Go through the data and copy each line that holds "Satelliet".

Start of Data provided

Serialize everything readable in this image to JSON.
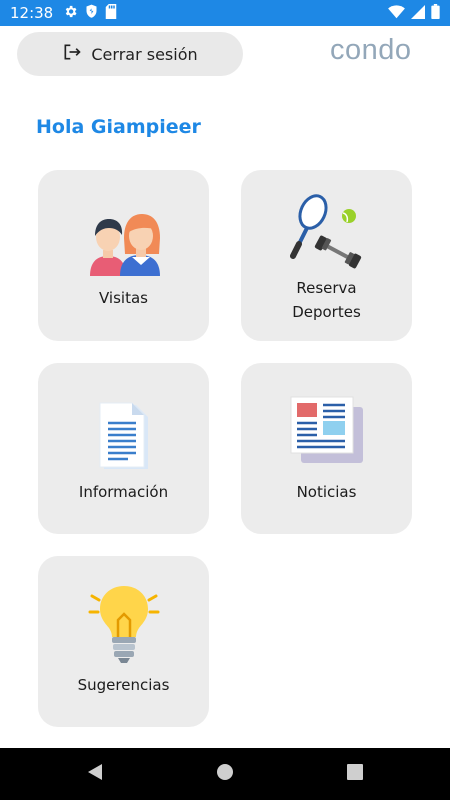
{
  "status_bar": {
    "time": "12:38",
    "icons_left": [
      "gear-icon",
      "shield-icon",
      "sd-card-icon"
    ],
    "icons_right": [
      "wifi-icon",
      "signal-icon",
      "battery-icon"
    ],
    "color": "#1e88e5"
  },
  "header": {
    "logout_label": "Cerrar sesión",
    "brand": "condo"
  },
  "greeting": "Hola Giampieer",
  "menu": {
    "items": [
      {
        "label": "Visitas",
        "icon": "visitors-icon"
      },
      {
        "label_line1": "Reserva",
        "label_line2": "Deportes",
        "icon": "sports-icon"
      },
      {
        "label": "Información",
        "icon": "document-icon"
      },
      {
        "label": "Noticias",
        "icon": "newspaper-icon"
      },
      {
        "label": "Sugerencias",
        "icon": "lightbulb-icon"
      }
    ]
  },
  "nav_bar": [
    "back-icon",
    "home-icon",
    "recents-icon"
  ],
  "colors": {
    "accent": "#1e88e5",
    "card_bg": "#ececec",
    "logo": "#93a7b9"
  }
}
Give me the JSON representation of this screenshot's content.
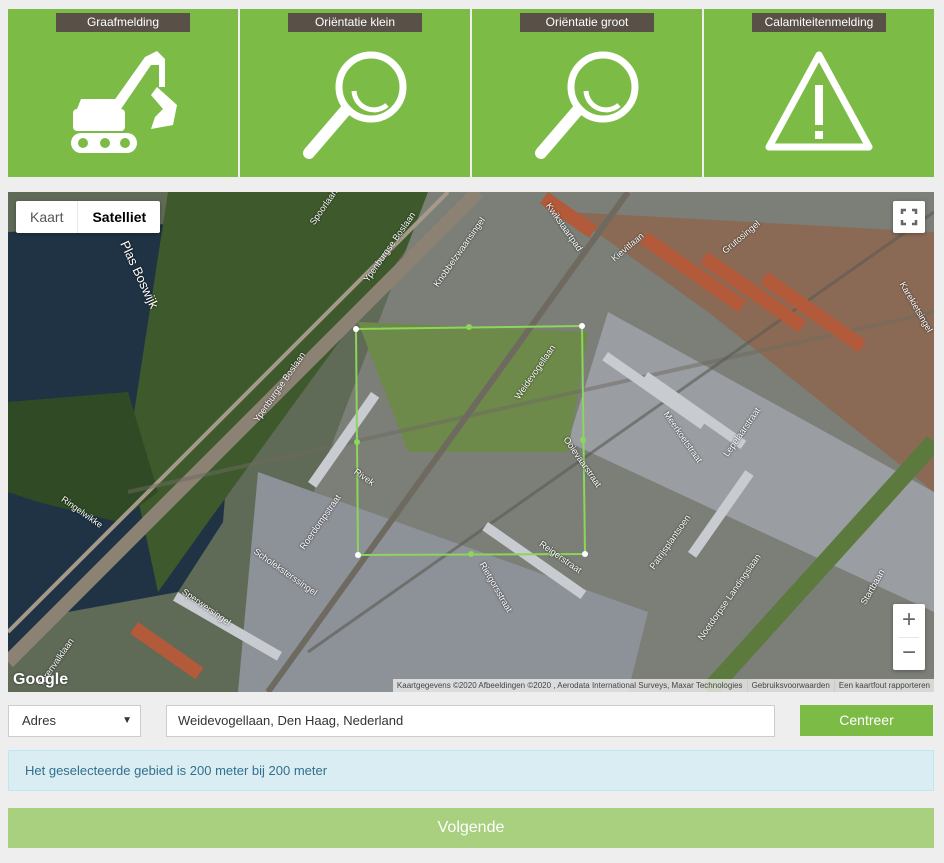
{
  "tiles": [
    {
      "label": "Graafmelding",
      "icon": "excavator-icon"
    },
    {
      "label": "Oriëntatie klein",
      "icon": "magnifier-icon"
    },
    {
      "label": "Oriëntatie groot",
      "icon": "magnifier-icon"
    },
    {
      "label": "Calamiteitenmelding",
      "icon": "warning-icon"
    }
  ],
  "map": {
    "type_buttons": {
      "map": "Kaart",
      "satellite": "Satelliet",
      "active": "Satelliet"
    },
    "logo": "Google",
    "attribution": [
      "Kaartgegevens ©2020 Afbeeldingen ©2020 , Aerodata International Surveys, Maxar Technologies",
      "Gebruiksvoorwaarden",
      "Een kaartfout rapporteren"
    ],
    "zoom_in": "+",
    "zoom_out": "−",
    "labels": {
      "lake": "Plas Boswijk",
      "road1": "Ypenburgse Boslaan",
      "road2": "Ypenburgse Boslaan",
      "road3": "Weidevogellaan",
      "road4": "Ooievaarstraat",
      "road5": "Meerkoetstraat",
      "road6": "Lepelaarstraat",
      "road7": "Reigerstraat",
      "road8": "Rietgorsstraat",
      "road9": "Scholeksterssingel",
      "road10": "Sperwersingel",
      "road11": "Nootdorpse Landingslaan",
      "road12": "Startbaan",
      "road13": "Ringelwikke",
      "road14": "Kwikstaartpad",
      "road15": "Knobbelzwaansingel",
      "road16": "Karekietsingel",
      "road17": "Grutosingel",
      "road18": "Patrijsplantsoen",
      "road19": "Roerdompstraat",
      "road20": "Torenvalklaan",
      "road21": "Spoorlaan",
      "road22": "Kievitlaan",
      "road23": "Rivek"
    },
    "selection_color": "#8cd65a"
  },
  "search": {
    "mode_label": "Adres",
    "caret": "▼",
    "address_value": "Weidevogellaan, Den Haag, Nederland",
    "center_button": "Centreer"
  },
  "info_text": "Het geselecteerde gebied is 200 meter bij 200 meter",
  "next_button": "Volgende",
  "colors": {
    "accent": "#7dbb47",
    "label_bg": "#595047",
    "info_bg": "#d9edf2",
    "info_text": "#31708f",
    "next_disabled": "#a8d07f"
  }
}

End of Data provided

» **Task answer**
      "satellite": "Satelliet",
      "active": "Satelliet"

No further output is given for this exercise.